The premier OSS operating system is Linux. But Linux by itself isn't much fun: you will also need a desktop environment and apps to do something useful. Examples of Linux based user interfaces are Android, Ubuntu, Fedora, Mint, etc. (The reason I mentioned Android as suspect is that its user interface comes with [closed source] binaries that cannot be inspected). If you want to try a Linux flavor for the first time: download a free copy of Linux Mint 13 (codename Maya and supported till 2017) because it has the most windows-like user interface of all Linux distros. It even has the familiar 'start' button, though they call it 'menu'. Burn the iso image on a DVD and start your computer from that DVD - guaranteed virus free for the lifetime of the DVD and also a very useful approach should your system crash after the grid goes down. Alternately you can use a program called Unetbootin to load the image on a USB stick and start your computer from there. Mint comes with Firefox as default browser and includes media players (including VLC), document viewers, pdf readers and an office suite out of the box. It also has a software center for additional app downloads.

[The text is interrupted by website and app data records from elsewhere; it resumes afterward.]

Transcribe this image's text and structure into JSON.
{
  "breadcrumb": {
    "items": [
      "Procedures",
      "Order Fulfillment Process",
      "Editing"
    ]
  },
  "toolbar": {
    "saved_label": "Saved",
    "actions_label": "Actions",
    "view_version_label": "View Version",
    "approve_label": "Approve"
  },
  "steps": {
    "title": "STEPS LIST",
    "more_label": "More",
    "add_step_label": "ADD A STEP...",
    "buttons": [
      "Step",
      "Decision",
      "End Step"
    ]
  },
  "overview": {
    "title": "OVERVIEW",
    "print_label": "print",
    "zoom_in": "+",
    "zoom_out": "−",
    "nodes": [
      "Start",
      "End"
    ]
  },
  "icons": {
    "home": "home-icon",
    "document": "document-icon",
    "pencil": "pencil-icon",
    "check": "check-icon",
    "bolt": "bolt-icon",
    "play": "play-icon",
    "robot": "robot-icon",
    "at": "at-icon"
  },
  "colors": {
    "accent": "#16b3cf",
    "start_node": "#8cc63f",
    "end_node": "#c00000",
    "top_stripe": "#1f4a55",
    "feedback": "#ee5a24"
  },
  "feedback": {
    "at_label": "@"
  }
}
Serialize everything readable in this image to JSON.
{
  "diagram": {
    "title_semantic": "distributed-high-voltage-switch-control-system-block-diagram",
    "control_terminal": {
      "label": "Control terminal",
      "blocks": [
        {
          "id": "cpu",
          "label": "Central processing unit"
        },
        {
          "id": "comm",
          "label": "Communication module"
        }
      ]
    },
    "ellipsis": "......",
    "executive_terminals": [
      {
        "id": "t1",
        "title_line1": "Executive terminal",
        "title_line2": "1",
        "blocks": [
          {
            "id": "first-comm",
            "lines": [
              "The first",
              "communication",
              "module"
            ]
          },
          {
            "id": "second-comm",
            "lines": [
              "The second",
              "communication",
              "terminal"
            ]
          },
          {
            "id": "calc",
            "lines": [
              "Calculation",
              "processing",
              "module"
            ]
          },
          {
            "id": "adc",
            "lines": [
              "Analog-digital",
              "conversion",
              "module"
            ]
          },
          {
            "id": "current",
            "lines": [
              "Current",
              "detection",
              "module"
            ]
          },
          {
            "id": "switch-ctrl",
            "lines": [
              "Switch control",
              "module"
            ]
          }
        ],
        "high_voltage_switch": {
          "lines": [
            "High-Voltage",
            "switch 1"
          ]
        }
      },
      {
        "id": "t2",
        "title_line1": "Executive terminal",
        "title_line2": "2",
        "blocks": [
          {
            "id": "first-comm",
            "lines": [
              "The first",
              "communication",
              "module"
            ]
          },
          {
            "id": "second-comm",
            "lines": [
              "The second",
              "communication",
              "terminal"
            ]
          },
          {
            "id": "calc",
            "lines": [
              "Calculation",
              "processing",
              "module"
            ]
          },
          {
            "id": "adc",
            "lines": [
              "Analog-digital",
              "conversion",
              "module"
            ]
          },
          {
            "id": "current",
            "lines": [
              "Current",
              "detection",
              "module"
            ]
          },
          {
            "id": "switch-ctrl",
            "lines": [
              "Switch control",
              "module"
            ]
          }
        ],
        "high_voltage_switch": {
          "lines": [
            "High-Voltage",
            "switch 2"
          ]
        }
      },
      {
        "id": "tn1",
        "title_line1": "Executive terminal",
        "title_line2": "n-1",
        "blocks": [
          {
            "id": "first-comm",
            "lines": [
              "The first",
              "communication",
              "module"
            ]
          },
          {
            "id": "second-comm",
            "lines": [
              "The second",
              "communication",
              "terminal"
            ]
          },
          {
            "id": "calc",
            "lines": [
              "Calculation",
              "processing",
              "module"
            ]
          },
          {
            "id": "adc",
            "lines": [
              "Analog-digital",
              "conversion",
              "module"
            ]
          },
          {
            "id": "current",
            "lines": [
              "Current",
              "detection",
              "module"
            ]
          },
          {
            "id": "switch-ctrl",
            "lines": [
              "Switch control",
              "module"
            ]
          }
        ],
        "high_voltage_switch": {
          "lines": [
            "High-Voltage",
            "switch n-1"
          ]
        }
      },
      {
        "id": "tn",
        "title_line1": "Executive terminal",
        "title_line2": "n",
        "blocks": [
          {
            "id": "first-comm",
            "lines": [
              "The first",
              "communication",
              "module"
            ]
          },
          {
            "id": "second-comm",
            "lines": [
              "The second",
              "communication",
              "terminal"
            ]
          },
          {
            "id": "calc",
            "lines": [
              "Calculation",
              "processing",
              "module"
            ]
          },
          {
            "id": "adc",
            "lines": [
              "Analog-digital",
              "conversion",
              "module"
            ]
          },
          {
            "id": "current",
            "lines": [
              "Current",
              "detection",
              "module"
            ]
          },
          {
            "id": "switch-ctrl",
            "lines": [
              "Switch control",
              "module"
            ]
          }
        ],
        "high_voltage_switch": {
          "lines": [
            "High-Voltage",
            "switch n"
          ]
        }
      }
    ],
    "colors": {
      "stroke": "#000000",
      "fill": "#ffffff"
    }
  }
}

I would be remiss if I didn't explicitly point out that 'lowering your risk' is not the same as 'taking away your risk'. For example using Linux will lower your risk of running into a virus or giving easy access to your documents via a backdoor. Sending an encrypted email lowers your risk of people other than the recipient reading them. The stronger the encryption, the lower your risk. However, in the last few weeks a number of valid concerns have been raised that the NSA has spend a lot of effort making sure that various internet encryption protocols were designed in such a way that their implementations would be easy to crack for them. In such a scenario a properly written OSS app without known backdoor still would not provide adequate protection against NSA efforts. In laymen's terms: depending on the contents of your encrypted messages you may want to consider using carrier pigeons instead of the Internet. - D.P.